We’re all sad that the shuttle program is over. Space exploration is just no longer the cool thing it was; government dollars for NASA have been dwindling for years. This shifting of priorities is due to the fact that we’re no longer “at war” with the USSR. The cold war meant that each power had to constantly outdo the other and the race into space was as good a way as any to try and one-up your adversary. But all that’s a distant past. So, to relive some of the memories, maybe you could watch the above video. It’s a fascinating 400 second journey of a couple of cameras strapped to the side of the booster rockets on Atlantis and Endeavour. They reach speeds of 3,000pmh and 41 miles of height before noisily re-entering the atmosphere and splashing down in the ocean. It’s all caught in multiple angles and is well worth the watch.

VIA [ GeeksAreSexy ]

50 Years Of Space Exploration In One Handy Graphic

50 Years of Space Exploration (Image courtesy National Geographic)
By Andrew Liszewski

Created by Sean McNaughton and Samuel Velasco for National Geographic, this beautifully illustrated map includes the almost 200 missions to space from the past 50 years, showing which of our celestial neighbors we like to visit the most. The National Geographic website has an interactive version you can pan and zoom around on, but if you’d like to make yourself a nice little wallpaper you can find a full-sized version of it on Flickr.

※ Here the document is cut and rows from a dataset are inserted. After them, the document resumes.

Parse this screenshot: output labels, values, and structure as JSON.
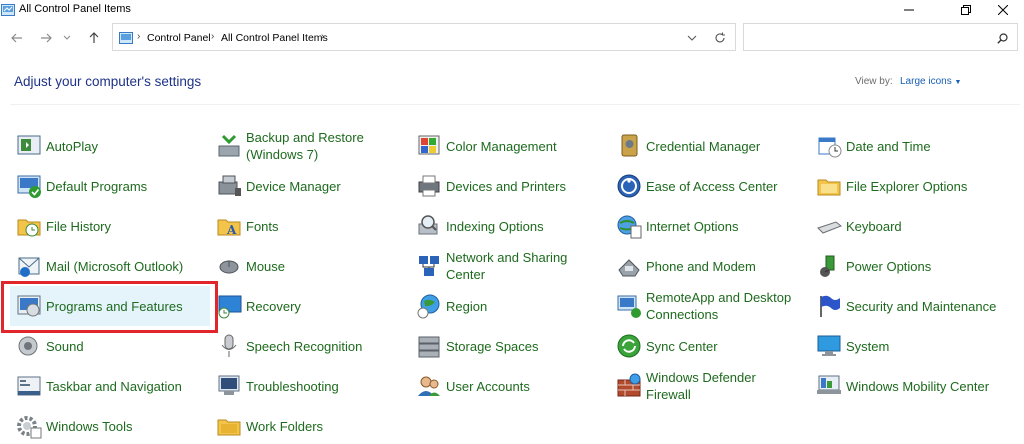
{
  "window": {
    "title": "All Control Panel Items"
  },
  "address": {
    "crumbs": [
      "Control Panel",
      "All Control Panel Items"
    ]
  },
  "search": {
    "placeholder": "",
    "value": ""
  },
  "header": {
    "heading": "Adjust your computer's settings",
    "view_by_label": "View by:",
    "view_by_value": "Large icons"
  },
  "items": [
    {
      "label": "AutoPlay",
      "icon": "autoplay-icon"
    },
    {
      "label": "Backup and Restore\n(Windows 7)",
      "icon": "backup-restore-icon"
    },
    {
      "label": "Color Management",
      "icon": "color-management-icon"
    },
    {
      "label": "Credential Manager",
      "icon": "credential-manager-icon"
    },
    {
      "label": "Date and Time",
      "icon": "date-time-icon"
    },
    {
      "label": "Default Programs",
      "icon": "default-programs-icon"
    },
    {
      "label": "Device Manager",
      "icon": "device-manager-icon"
    },
    {
      "label": "Devices and Printers",
      "icon": "devices-printers-icon"
    },
    {
      "label": "Ease of Access Center",
      "icon": "ease-of-access-icon"
    },
    {
      "label": "File Explorer Options",
      "icon": "folder-options-icon"
    },
    {
      "label": "File History",
      "icon": "file-history-icon"
    },
    {
      "label": "Fonts",
      "icon": "fonts-icon"
    },
    {
      "label": "Indexing Options",
      "icon": "indexing-icon"
    },
    {
      "label": "Internet Options",
      "icon": "internet-options-icon"
    },
    {
      "label": "Keyboard",
      "icon": "keyboard-icon"
    },
    {
      "label": "Mail (Microsoft Outlook)",
      "icon": "mail-icon"
    },
    {
      "label": "Mouse",
      "icon": "mouse-icon"
    },
    {
      "label": "Network and Sharing\nCenter",
      "icon": "network-icon"
    },
    {
      "label": "Phone and Modem",
      "icon": "phone-modem-icon"
    },
    {
      "label": "Power Options",
      "icon": "power-options-icon"
    },
    {
      "label": "Programs and Features",
      "icon": "programs-features-icon"
    },
    {
      "label": "Recovery",
      "icon": "recovery-icon"
    },
    {
      "label": "Region",
      "icon": "region-icon"
    },
    {
      "label": "RemoteApp and Desktop\nConnections",
      "icon": "remoteapp-icon"
    },
    {
      "label": "Security and Maintenance",
      "icon": "security-flag-icon"
    },
    {
      "label": "Sound",
      "icon": "sound-icon"
    },
    {
      "label": "Speech Recognition",
      "icon": "microphone-icon"
    },
    {
      "label": "Storage Spaces",
      "icon": "storage-spaces-icon"
    },
    {
      "label": "Sync Center",
      "icon": "sync-center-icon"
    },
    {
      "label": "System",
      "icon": "system-icon"
    },
    {
      "label": "Taskbar and Navigation",
      "icon": "taskbar-icon"
    },
    {
      "label": "Troubleshooting",
      "icon": "troubleshooting-icon"
    },
    {
      "label": "User Accounts",
      "icon": "user-accounts-icon"
    },
    {
      "label": "Windows Defender\nFirewall",
      "icon": "firewall-icon"
    },
    {
      "label": "Windows Mobility Center",
      "icon": "mobility-center-icon"
    },
    {
      "label": "Windows Tools",
      "icon": "windows-tools-icon"
    },
    {
      "label": "Work Folders",
      "icon": "work-folders-icon"
    }
  ],
  "colors": {
    "link_green": "#1e6a1e",
    "heading_blue": "#1e3287",
    "highlight_red": "#e0262b",
    "selected_bg": "#e5f3fb"
  }
}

50 Years of Space Exploration (Image courtesy National Geographic)

[ National Geographic – Fifty Years of Exploration ] VIA [ io9 ]

NASA Apollo 11 Service Manual From Haynes

NASA Apollo 11 Manual (Image courtesy Haynes)
By Andrew Liszewski

If your timing is right, it’s not hard to pick up a used lunar module from the Apollo era on eBay or Craigslist for a steal, but what really kills your budget is when you have to take in to NASA for repairs or a tune-up. Those rocket scientists don’t work for peanuts. So if you’re the DIY type, you’ll be happy to know that Haynes has an Apollo 11 manual circa 1969 that also covers the Saturn V, the CM-107 Command Module, the SM-107 Service Module and the LM-5 Lunar Module. Basically everything you’ll need if you’ve been considering a trip to the moon, including launch procedures, how to moon walk and dealing with that tricky Earth re-entry procedure.

You can order your copy directly from Haynesonline for about $29.

[ Haynes NASA Apollo 11 Manual ] VIA [ Jalopnik ]

Gravity Tractor Could Deflect Asteroids Sent From The Bug Homeworld

By Jonathan Kimak

A new study by NASA’s Jet Propulsion Laboratory in Pasadena, California, reports that asteroids headed for earth could be deflected by the weak gravitational pull caused by the engines of a nearby spacecraft. The hypothetical spacecraft, known as a gravity tractor, would be able to deflect asteroids as large as 140 metres in length. The tractor would position itself along an asteroids path at an optimal location to deflect the asteroid away from earth’s atmosphere.

The study reaffirms previous research into the field of gravity tractors and adds an engineering framework that brings the tractor from being theoretical into something that really could be created.

It should only be a matter of time before we go from gravity tractors to tractor beams.

[ NASA’s preliminary report(pdf) ] VIA [ New Scientist ]